* [WORK ITEM]
The word "structured" may appear in lines of the data below. Say how many lines hold it, giving only the number.

* [Page and application data records]
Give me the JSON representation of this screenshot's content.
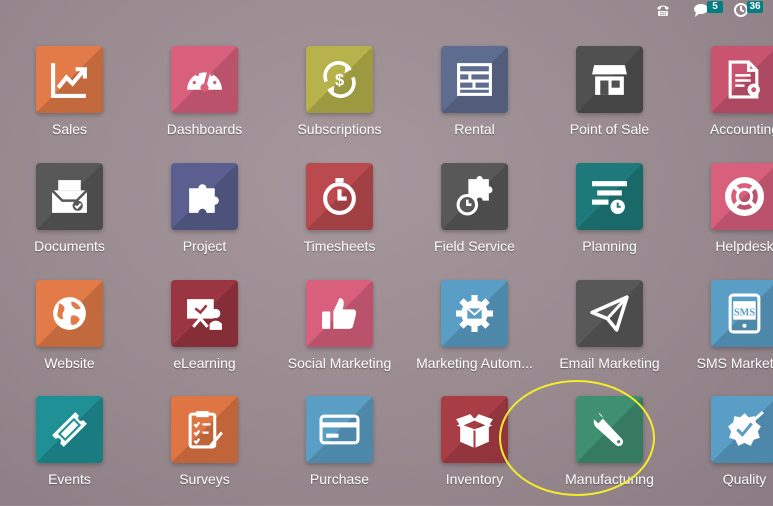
{
  "topbar": {
    "phone_icon": "phone-icon",
    "chat_icon": "chat-icon",
    "chat_count": "5",
    "activity_icon": "clock-icon",
    "activity_count": "36"
  },
  "apps": [
    {
      "label": "Sales",
      "icon": "trend-chart-icon",
      "color": "#e27b48"
    },
    {
      "label": "Dashboards",
      "icon": "speedometer-icon",
      "color": "#d8607d"
    },
    {
      "label": "Subscriptions",
      "icon": "dollar-cycle-icon",
      "color": "#b7b24b"
    },
    {
      "label": "Rental",
      "icon": "rental-board-icon",
      "color": "#5e6c8f"
    },
    {
      "label": "Point of Sale",
      "icon": "storefront-icon",
      "color": "#505050"
    },
    {
      "label": "Accounting",
      "icon": "invoice-gear-icon",
      "color": "#c8546f"
    },
    {
      "label": "Documents",
      "icon": "inbox-tray-icon",
      "color": "#585858"
    },
    {
      "label": "Project",
      "icon": "puzzle-icon",
      "color": "#5a5f8f"
    },
    {
      "label": "Timesheets",
      "icon": "stopwatch-icon",
      "color": "#bb4a4e"
    },
    {
      "label": "Field Service",
      "icon": "puzzle-timer-icon",
      "color": "#585858"
    },
    {
      "label": "Planning",
      "icon": "planning-icon",
      "color": "#1e7a7a"
    },
    {
      "label": "Helpdesk",
      "icon": "lifebuoy-icon",
      "color": "#d8607d"
    },
    {
      "label": "Website",
      "icon": "globe-icon",
      "color": "#e27b48"
    },
    {
      "label": "eLearning",
      "icon": "presentation-icon",
      "color": "#9b3541"
    },
    {
      "label": "Social Marketing",
      "icon": "thumbs-up-icon",
      "color": "#d8607d"
    },
    {
      "label": "Marketing Autom...",
      "icon": "gear-mail-icon",
      "color": "#5a9ec6"
    },
    {
      "label": "Email Marketing",
      "icon": "paper-plane-icon",
      "color": "#585858"
    },
    {
      "label": "SMS Marketing",
      "icon": "sms-phone-icon",
      "color": "#5a9ec6"
    },
    {
      "label": "Events",
      "icon": "ticket-icon",
      "color": "#1e9096"
    },
    {
      "label": "Surveys",
      "icon": "clipboard-check-icon",
      "color": "#e07544"
    },
    {
      "label": "Purchase",
      "icon": "credit-card-icon",
      "color": "#5a9ec6"
    },
    {
      "label": "Inventory",
      "icon": "open-box-icon",
      "color": "#a93d46"
    },
    {
      "label": "Manufacturing",
      "icon": "wrench-icon",
      "color": "#3f8f71"
    },
    {
      "label": "Quality",
      "icon": "badge-check-icon",
      "color": "#5a9ec6"
    }
  ]
}
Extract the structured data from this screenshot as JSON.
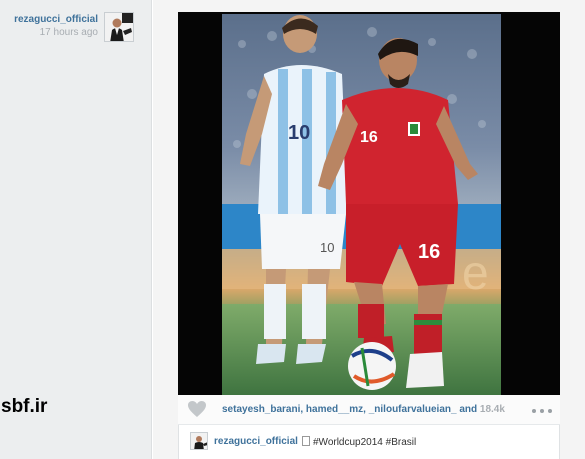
{
  "sidebar": {
    "username": "rezagucci_official",
    "time": "17 hours ago",
    "avatar_icon": "profile-photo-icon",
    "watermark": "sbf.ir"
  },
  "post": {
    "photo_icon": "post-photo",
    "like_icon": "heart-icon",
    "likes": {
      "names": "setayesh_barani, hamed__mz, _niloufarvalueian_ and",
      "count": "18.4k"
    },
    "more_icon": "more-options-icon",
    "caption": {
      "avatar_icon": "profile-photo-icon",
      "username": "rezagucci_official",
      "text": "#Worldcup2014 #Brasil"
    }
  },
  "colors": {
    "link_blue": "#3f729b",
    "muted_gray": "#a8adb2",
    "sidebar_bg": "#eceeef",
    "frame_black": "#050505",
    "red_kit": "#d0242f",
    "argentina_blue": "#8ec1e6"
  }
}
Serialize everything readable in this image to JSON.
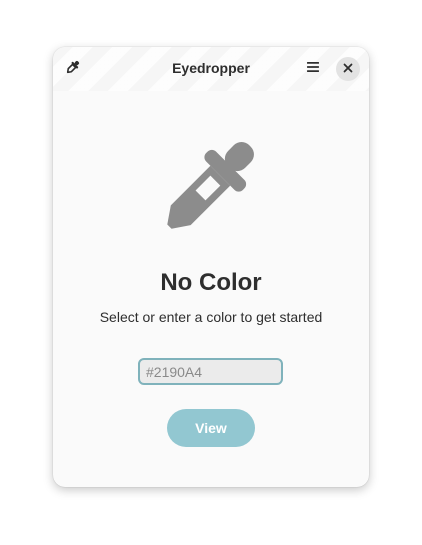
{
  "window": {
    "title": "Eyedropper"
  },
  "headerbar": {
    "picker_icon": "eyedropper-icon",
    "menu_icon": "hamburger-menu-icon",
    "close_icon": "close-icon"
  },
  "main": {
    "hero_icon": "eyedropper-icon",
    "heading": "No Color",
    "subtitle": "Select or enter a color to get started",
    "color_input": {
      "value": "",
      "placeholder": "#2190A4"
    },
    "view_button_label": "View"
  },
  "colors": {
    "window_bg": "#fafafa",
    "text": "#2e2e2e",
    "icon_gray": "#8c8c8c",
    "accent": "#92c7d1",
    "input_border": "#7fb2bb"
  }
}
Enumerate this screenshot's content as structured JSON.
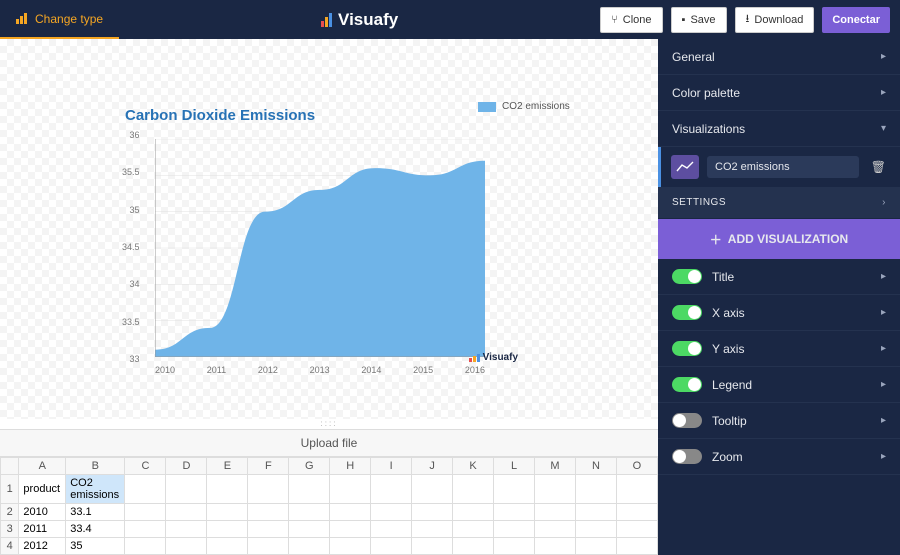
{
  "topbar": {
    "change_type": "Change type",
    "brand": "Visuafy",
    "clone": "Clone",
    "save": "Save",
    "download": "Download",
    "connect": "Conectar"
  },
  "chart_data": {
    "type": "area",
    "title": "Carbon Dioxide Emissions",
    "legend": "CO2 emissions",
    "categories": [
      "2010",
      "2011",
      "2012",
      "2013",
      "2014",
      "2015",
      "2016"
    ],
    "values": [
      33.1,
      33.4,
      35,
      35.3,
      35.6,
      35.5,
      35.7
    ],
    "ylim": [
      33,
      36
    ],
    "yticks": [
      36,
      35.5,
      35,
      34.5,
      34,
      33.5,
      33
    ],
    "watermark": "Visuafy"
  },
  "upload": {
    "label": "Upload file"
  },
  "sheet": {
    "cols": [
      "A",
      "B",
      "C",
      "D",
      "E",
      "F",
      "G",
      "H",
      "I",
      "J",
      "K",
      "L",
      "M",
      "N",
      "O"
    ],
    "rows": [
      {
        "n": "1",
        "cells": [
          "product",
          "CO2 emissions"
        ]
      },
      {
        "n": "2",
        "cells": [
          "2010",
          "33.1"
        ]
      },
      {
        "n": "3",
        "cells": [
          "2011",
          "33.4"
        ]
      },
      {
        "n": "4",
        "cells": [
          "2012",
          "35"
        ]
      }
    ],
    "selected": {
      "r": 0,
      "c": 1
    }
  },
  "side": {
    "general": "General",
    "palette": "Color palette",
    "visualizations": "Visualizations",
    "viz_name": "CO2 emissions",
    "settings": "SETTINGS",
    "add": "ADD VISUALIZATION",
    "toggles": [
      {
        "label": "Title",
        "on": true
      },
      {
        "label": "X axis",
        "on": true
      },
      {
        "label": "Y axis",
        "on": true
      },
      {
        "label": "Legend",
        "on": true
      },
      {
        "label": "Tooltip",
        "on": false
      },
      {
        "label": "Zoom",
        "on": false
      }
    ]
  }
}
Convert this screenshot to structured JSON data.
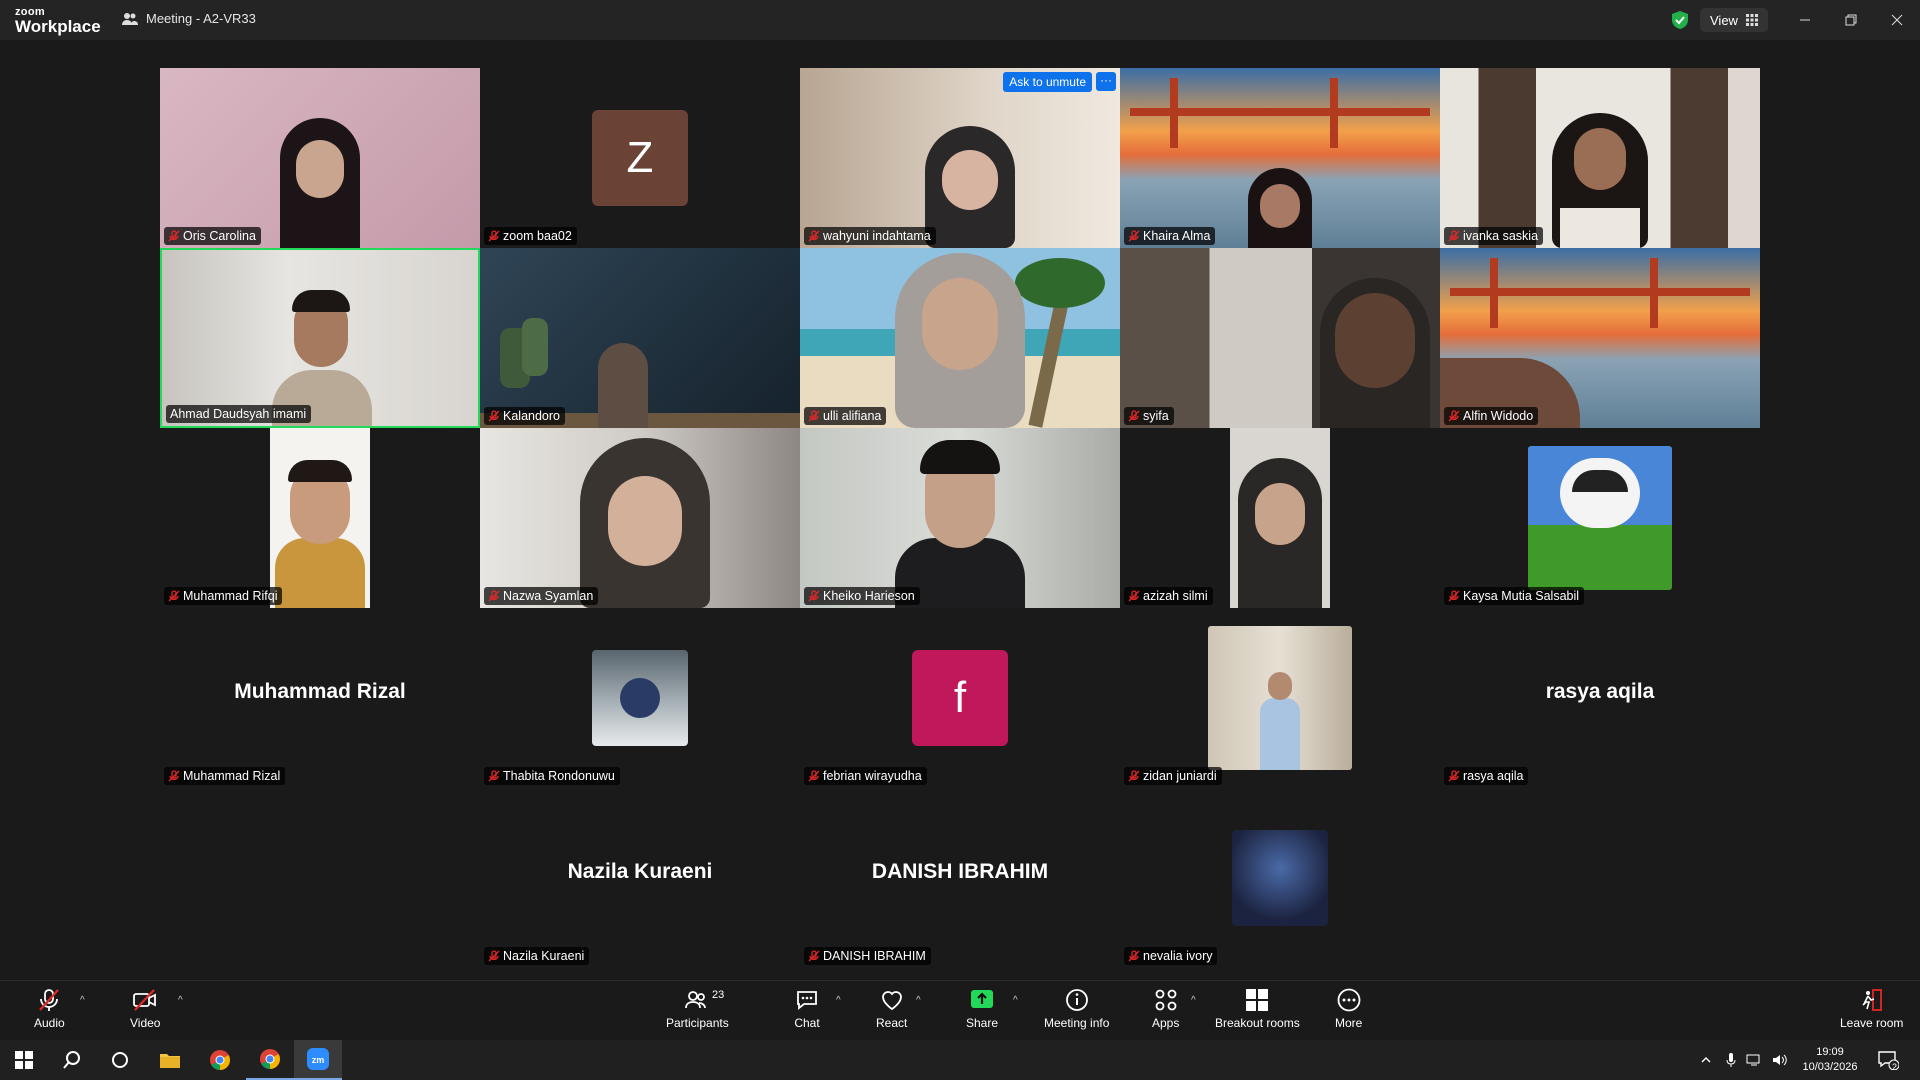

* [OUTPUT FOR THIS TASK]
3